_What to do_. Could you find each line of the data below that contains the word "SEO新手的平台工具大全" and copy those lines?

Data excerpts

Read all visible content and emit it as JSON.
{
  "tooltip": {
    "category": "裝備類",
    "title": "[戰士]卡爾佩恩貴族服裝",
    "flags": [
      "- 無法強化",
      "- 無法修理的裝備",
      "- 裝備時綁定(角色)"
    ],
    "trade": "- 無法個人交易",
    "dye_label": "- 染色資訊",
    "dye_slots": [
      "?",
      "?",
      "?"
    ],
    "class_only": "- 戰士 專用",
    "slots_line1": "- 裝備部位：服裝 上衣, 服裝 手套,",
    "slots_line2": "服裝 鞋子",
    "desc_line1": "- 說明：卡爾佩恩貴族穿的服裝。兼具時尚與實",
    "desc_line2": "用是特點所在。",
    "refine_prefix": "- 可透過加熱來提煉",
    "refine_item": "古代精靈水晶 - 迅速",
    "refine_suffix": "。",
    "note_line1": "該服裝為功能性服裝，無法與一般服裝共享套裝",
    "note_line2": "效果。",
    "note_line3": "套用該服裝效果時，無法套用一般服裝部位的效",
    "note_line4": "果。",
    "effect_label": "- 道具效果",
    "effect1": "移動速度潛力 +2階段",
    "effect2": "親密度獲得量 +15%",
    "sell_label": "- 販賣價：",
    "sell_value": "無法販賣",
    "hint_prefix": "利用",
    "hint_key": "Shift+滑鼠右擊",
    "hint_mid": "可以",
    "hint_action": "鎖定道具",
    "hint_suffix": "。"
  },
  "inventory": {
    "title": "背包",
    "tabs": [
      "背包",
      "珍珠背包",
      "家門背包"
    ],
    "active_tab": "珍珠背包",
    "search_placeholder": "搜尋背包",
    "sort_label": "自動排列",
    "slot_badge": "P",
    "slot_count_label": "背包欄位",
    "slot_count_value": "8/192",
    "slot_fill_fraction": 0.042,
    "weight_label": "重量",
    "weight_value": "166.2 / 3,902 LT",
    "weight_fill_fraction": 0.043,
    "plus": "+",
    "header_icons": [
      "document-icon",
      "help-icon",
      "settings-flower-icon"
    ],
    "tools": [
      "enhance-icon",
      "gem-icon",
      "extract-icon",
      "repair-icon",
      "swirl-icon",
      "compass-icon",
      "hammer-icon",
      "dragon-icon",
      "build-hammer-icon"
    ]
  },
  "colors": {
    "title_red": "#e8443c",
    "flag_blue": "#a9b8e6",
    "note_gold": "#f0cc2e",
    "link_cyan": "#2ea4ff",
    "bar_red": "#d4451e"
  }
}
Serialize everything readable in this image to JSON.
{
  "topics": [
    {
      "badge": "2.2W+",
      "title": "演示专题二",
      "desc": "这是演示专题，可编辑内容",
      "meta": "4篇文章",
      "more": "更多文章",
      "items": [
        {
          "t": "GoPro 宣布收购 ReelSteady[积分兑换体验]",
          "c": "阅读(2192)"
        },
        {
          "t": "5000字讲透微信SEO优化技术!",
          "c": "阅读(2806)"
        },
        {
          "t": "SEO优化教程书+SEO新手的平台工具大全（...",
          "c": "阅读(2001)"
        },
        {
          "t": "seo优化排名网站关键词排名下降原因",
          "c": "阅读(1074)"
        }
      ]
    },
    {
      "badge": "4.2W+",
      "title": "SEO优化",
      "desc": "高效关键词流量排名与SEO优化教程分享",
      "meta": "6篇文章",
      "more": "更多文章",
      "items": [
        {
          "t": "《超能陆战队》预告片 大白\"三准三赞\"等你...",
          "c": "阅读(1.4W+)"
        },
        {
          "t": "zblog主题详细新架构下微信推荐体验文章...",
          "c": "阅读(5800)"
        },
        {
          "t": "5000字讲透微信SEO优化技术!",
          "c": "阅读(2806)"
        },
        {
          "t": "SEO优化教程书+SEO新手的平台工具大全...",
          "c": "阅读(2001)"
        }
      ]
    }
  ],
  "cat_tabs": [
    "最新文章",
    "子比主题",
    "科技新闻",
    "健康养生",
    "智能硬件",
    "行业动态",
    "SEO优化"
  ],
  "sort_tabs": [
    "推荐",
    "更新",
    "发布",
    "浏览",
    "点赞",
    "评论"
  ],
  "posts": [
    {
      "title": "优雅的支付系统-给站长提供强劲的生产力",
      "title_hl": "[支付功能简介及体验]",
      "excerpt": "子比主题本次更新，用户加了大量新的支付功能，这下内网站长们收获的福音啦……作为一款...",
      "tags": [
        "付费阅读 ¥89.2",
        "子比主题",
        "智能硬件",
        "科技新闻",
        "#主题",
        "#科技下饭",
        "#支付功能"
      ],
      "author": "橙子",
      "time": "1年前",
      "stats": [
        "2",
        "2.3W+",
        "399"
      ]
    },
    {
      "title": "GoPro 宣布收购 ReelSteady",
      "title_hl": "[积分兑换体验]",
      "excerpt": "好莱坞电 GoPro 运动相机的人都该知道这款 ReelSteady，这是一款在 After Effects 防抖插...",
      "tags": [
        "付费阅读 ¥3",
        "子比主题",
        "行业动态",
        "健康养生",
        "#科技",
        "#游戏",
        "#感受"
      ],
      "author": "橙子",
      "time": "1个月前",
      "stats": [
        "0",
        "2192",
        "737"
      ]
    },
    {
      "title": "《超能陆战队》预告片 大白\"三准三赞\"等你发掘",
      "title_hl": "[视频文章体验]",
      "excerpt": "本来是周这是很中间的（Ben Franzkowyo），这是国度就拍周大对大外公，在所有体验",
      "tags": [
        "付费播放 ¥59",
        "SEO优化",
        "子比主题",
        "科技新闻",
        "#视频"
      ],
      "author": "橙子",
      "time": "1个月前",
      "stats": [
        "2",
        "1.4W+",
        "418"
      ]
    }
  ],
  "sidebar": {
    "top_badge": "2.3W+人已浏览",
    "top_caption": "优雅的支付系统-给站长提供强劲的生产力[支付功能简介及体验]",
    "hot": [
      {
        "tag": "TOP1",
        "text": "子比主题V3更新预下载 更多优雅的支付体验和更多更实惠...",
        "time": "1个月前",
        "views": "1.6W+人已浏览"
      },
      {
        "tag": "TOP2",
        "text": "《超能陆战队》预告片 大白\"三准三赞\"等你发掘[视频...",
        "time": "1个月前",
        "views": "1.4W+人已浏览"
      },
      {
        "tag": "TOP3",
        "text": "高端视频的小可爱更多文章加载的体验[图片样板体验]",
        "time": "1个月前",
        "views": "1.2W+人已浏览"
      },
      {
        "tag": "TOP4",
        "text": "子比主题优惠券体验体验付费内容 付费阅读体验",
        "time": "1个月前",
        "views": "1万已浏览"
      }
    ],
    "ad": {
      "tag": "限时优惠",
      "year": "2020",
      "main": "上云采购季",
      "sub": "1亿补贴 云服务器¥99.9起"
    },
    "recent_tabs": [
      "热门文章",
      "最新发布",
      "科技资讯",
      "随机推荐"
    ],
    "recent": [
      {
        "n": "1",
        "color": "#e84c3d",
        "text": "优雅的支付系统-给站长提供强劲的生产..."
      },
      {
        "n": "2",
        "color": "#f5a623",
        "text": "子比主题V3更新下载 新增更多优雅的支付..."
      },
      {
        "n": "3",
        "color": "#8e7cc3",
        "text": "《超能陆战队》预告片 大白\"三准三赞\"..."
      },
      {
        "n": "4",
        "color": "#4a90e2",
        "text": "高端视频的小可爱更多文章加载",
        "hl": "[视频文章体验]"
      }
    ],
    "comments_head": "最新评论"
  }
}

_Result of the task_.
          "t": "SEO优化教程书+SEO新手的平台工具大全（...",
          "t": "SEO优化教程书+SEO新手的平台工具大全...",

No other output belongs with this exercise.